Up In Smoke? Burnt Out? Baked? Why Proposition 19 Failed to Pass

Now, that's an understatement
November 2, 2010 was not a good day for proponents of marijuana legalization. Initiatives to allow for the use of marijuana for medicinal purposes were voted down in South Dakota, Oregon, and probably Arizona.   After decriminalizing possession of up to an ounce in the last election and making headway for their own legalization vote, only two Massachusetts districts voted “yes” on a non-binding ballot question asking whether their elected officials should support legislation efforts.  And the grand-daddy of them all, the marijuana legalization effort in California, Proposition 19, which received global attention due to the fact that it would have made California the first state to legalize the recreational use, possession and cultivation of cannabis for those 21 and up, was voted down.   Furthermore, in real kick-em-when-their-down fashion, cities around California managed to win approval for plans to tax the sale of medical marijuana.  The White House Drug Policy Director, Gil Kerlikowske, issued a statement saying,"Today, Californians recognized that legalizing marijuana will not make our citizens healthier, solve California's budget crisis, or reduce drug related violence in Mexico," but is that really the reason California's legalization initiative was voted down?

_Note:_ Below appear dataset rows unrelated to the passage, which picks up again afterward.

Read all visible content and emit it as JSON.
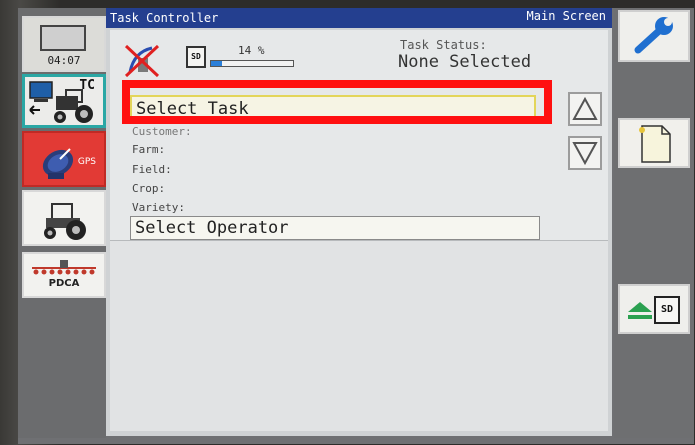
{
  "window": {
    "title": "Task Controller",
    "screen_name": "Main Screen"
  },
  "sidebar": {
    "clock": "04:07",
    "tc_label": "TC",
    "gps_label": "GPS",
    "pdca_label": "PDCA"
  },
  "status": {
    "sd_label": "SD",
    "sd_usage_text": "14 %",
    "sd_usage_fraction": 0.14,
    "task_status_label": "Task Status:",
    "task_status_value": "None Selected"
  },
  "task": {
    "select_task": "Select Task",
    "customer_label": "Customer:",
    "farm_label": "Farm:",
    "field_label": "Field:",
    "crop_label": "Crop:",
    "variety_label": "Variety:",
    "select_operator": "Select Operator"
  },
  "right_panel": {
    "sd_button_label": "SD"
  },
  "colors": {
    "titlebar": "#243f8f",
    "highlight": "#ff1010",
    "accent_teal": "#2aa7a5",
    "gps_red": "#e23a35",
    "sd_bar": "#2a7fd9"
  },
  "icons": [
    "clock-icon",
    "tractor-icon",
    "gps-satellite-icon",
    "pdca-implement-icon",
    "no-gps-icon",
    "sd-card-icon",
    "up-arrow-icon",
    "down-arrow-icon",
    "wrench-icon",
    "new-page-icon",
    "sd-eject-icon"
  ]
}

The fact that Proposition 19 lost in California's infamous marijuana-growing region known as the "Emerald Triangle" of Humboldt, Mendocino and Trinity counties, leads to the conclusion, as discussed in an earlier FugginSuggin article,  that the reason for the initiative's failure is due to the fact that many in the current medical marijuana industry feared the profitable system they have created would be taken over by corporations or lose its purpose because of government regulation.  Discourse with "Yes to Prop 19" campaigners led to the consensus that many supporters of marijuana legalization, including growers, dispensary owners, and the every day pot smoker, feared the increased government control, regulation, and taxation powers over the existing medical marijuana industry. They feared that Prop 19 would ultimately lead to the survival of only expansive corporate powers, as only they could afford to thrive in the proposed post-Prop 19 arena. Therefore, in reality, Prop 19 did not pass for a legitimate and hopefully progressive reason -- the inherent and pervasive distrust of our government, due especially to the "survival of the wealthiest" nature of our capitalist society.

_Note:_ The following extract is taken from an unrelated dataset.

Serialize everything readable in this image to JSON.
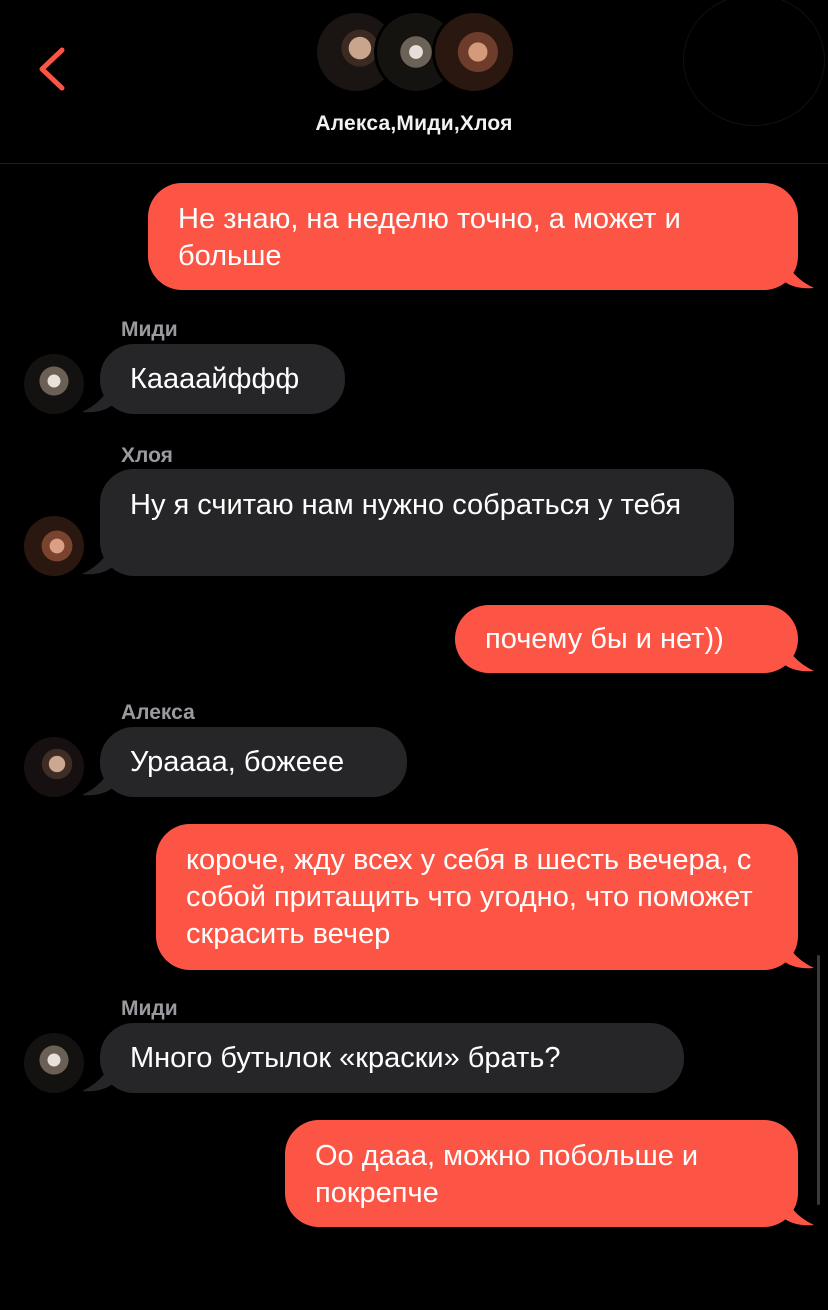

Maybe the failure of Prop 19 also had something to do with the consistent low turnout of young Americans on election day.  I totally understand that as the U.S. political system (+ voting system, justice system, economic policies, etc. etc.) is frustrating, disheartening, and contrary to common sense in many ways, especially to younger Americans that cannot get past their view of voting as futile and pointless.  Also, older voters have been sufficiently propagandized into thinking that marijuana is a "gateway" drug, and smoking marijuana makes you a giggling, hallucinating idiot.  

One of the many signs of the Rally To Support Sanity/Fear
Hopefully, those funding the next wave of legalization efforts will put more effort into campaigns to eliminate the Reefer Madness-type stigma's that are far too often related to pot.  The effects of using pot are minimal compared to over-indulgence in alcoholic beverages or prescription medications.  Furthermore, if anything is a "gateway drug," lowering inhibitions and leading people to the use of harder drugs, it's alcohol.  Think about it.  Personally, I drank alcohol before I ever smoked a cigarette or marijuana.  Hell, I toked one, legally of course, just before shelling out this post, and I think this article is pretty decent.  Regardless of the outcome, it was a close vote, and a great step in the legalization effort.